New Faces (7:11) is a segment that Mel wrote for the Broadway revue New Faces of 1952. The play was adapted to a movie. Mel’s sketch “Of Fathers and Sons” spoofs a professional pickpocket fearing he’s losing his touch. This is one of the best Paul Lynde performances you’ll ever experience. He’s upset that his son (Ronny Graham) won’t fall his life of crime. Alice Ghostley is the mother.
Even after 60 years in the public eye, Mel is a force of nature. That energy is what makes this collection seem short instead of a self-indulgent slog tribute to himself. Even after all this Mel-ness, I’m not worn out. I almost feel obligated to set a seat at the dinner table for Mel Brooks. I want to call him up just to hear him tell me when History of the World Part 2 comes out. The collection comes inside a book which is perfect since this is the best biography of Brooks. You can’t read about Mel Brooks. You must experience him which is exactly what The Incredible Mel Brooks delivers.
The video varies from 1.33:1 full frame to 1.78:1 anamorphic. The same is true of the quality which all depends on age. The news interview footage of Mel looks top notch. The audio is mostly mono for the archival footage.
BONUS CD includes a mixture of audio clips from talk shows, comedy routines, his radio commercials and songs from his movies. Included in the soundtrack work is “The Inquisition,” “Springtime for Hitler,” “Theme from Blazing Saddles,” “I’m Tired,” “Le Grand Frisson,” “Men in Tights,” “It’s Good to be the King” and “Hope for the Best, Expect the Worst”
The Incredible Mel Brooks: An Irresistible Collection of Unhinged Comedy is exhaustive without being exhausting. This is the standard for video based biographies that give the highlights of a career. You truly get a sense of the creative force behind Blazing Saddles and Young Frankenstein.
Shout! Factory presents The Incredible Mel Brooks: An Irresistible Collection of Unhinged Comedy. Starring: Mel Brooks and Carl Reiner. Boxset Contents: 5 DVDs and 1 CD. Released: November 13, 2012. Available at Amazon.com

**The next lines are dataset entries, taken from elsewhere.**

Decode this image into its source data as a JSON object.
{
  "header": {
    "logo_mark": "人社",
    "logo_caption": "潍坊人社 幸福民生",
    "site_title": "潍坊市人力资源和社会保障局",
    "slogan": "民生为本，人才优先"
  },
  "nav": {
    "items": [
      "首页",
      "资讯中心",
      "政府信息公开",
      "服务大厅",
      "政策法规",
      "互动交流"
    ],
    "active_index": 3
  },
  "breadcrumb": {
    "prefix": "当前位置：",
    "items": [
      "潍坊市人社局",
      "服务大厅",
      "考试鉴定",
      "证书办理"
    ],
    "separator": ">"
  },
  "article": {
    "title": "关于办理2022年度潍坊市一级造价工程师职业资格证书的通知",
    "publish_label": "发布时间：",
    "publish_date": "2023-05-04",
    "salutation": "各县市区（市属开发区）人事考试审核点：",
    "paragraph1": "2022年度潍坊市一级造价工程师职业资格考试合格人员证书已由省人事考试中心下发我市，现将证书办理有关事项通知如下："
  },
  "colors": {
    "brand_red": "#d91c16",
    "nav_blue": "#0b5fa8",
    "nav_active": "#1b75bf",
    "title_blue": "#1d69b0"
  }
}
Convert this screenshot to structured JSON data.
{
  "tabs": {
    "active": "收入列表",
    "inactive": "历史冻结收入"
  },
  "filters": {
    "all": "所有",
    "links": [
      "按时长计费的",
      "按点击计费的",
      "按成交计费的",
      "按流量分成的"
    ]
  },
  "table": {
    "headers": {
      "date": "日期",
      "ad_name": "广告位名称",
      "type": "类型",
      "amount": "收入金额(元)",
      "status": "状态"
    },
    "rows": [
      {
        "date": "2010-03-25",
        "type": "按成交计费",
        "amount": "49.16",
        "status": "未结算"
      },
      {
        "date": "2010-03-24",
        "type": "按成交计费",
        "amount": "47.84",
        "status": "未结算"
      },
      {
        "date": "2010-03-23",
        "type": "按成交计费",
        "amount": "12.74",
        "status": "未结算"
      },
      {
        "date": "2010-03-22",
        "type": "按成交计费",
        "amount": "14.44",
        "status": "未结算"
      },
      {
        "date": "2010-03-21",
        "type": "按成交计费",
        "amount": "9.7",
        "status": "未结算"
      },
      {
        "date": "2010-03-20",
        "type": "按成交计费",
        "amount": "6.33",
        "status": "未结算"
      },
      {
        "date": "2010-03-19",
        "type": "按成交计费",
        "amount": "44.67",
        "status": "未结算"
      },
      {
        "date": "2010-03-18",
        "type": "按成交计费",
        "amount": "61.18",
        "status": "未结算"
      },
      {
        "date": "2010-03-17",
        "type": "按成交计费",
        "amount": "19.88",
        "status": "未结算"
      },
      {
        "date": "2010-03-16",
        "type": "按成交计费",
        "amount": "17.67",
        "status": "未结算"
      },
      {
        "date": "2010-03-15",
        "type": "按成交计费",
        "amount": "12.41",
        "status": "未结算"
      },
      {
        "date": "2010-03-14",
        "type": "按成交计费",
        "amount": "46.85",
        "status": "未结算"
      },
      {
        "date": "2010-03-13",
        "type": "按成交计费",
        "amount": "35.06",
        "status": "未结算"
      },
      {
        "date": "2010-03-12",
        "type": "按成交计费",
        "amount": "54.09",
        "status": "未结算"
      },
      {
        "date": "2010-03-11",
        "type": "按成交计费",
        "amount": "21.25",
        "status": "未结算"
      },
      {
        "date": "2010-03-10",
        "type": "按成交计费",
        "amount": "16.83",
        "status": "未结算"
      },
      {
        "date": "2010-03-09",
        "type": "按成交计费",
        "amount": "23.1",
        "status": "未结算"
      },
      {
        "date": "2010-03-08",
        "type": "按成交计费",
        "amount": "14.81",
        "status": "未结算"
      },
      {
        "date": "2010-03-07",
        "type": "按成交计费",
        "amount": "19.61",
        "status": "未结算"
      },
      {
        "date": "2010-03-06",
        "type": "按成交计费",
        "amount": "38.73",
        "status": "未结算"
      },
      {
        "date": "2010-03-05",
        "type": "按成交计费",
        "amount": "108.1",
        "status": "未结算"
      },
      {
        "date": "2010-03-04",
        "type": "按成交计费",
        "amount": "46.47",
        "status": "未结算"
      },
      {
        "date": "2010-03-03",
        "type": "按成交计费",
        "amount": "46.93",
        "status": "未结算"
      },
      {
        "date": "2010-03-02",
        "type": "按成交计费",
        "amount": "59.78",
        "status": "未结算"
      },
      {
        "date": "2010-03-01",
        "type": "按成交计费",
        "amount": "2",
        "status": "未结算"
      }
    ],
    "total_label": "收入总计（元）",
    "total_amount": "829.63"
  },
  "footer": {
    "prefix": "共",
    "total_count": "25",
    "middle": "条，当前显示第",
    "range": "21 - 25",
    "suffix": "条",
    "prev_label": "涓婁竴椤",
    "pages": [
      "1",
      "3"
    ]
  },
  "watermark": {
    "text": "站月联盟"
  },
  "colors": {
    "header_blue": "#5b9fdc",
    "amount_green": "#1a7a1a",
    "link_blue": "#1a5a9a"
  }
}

Tags: Blazing Saddles, Broadway, Don Adams, Gene Wilder, Get Smart, Love Boat, Mel Brooks, Oscar, world war z, Young Frankenstein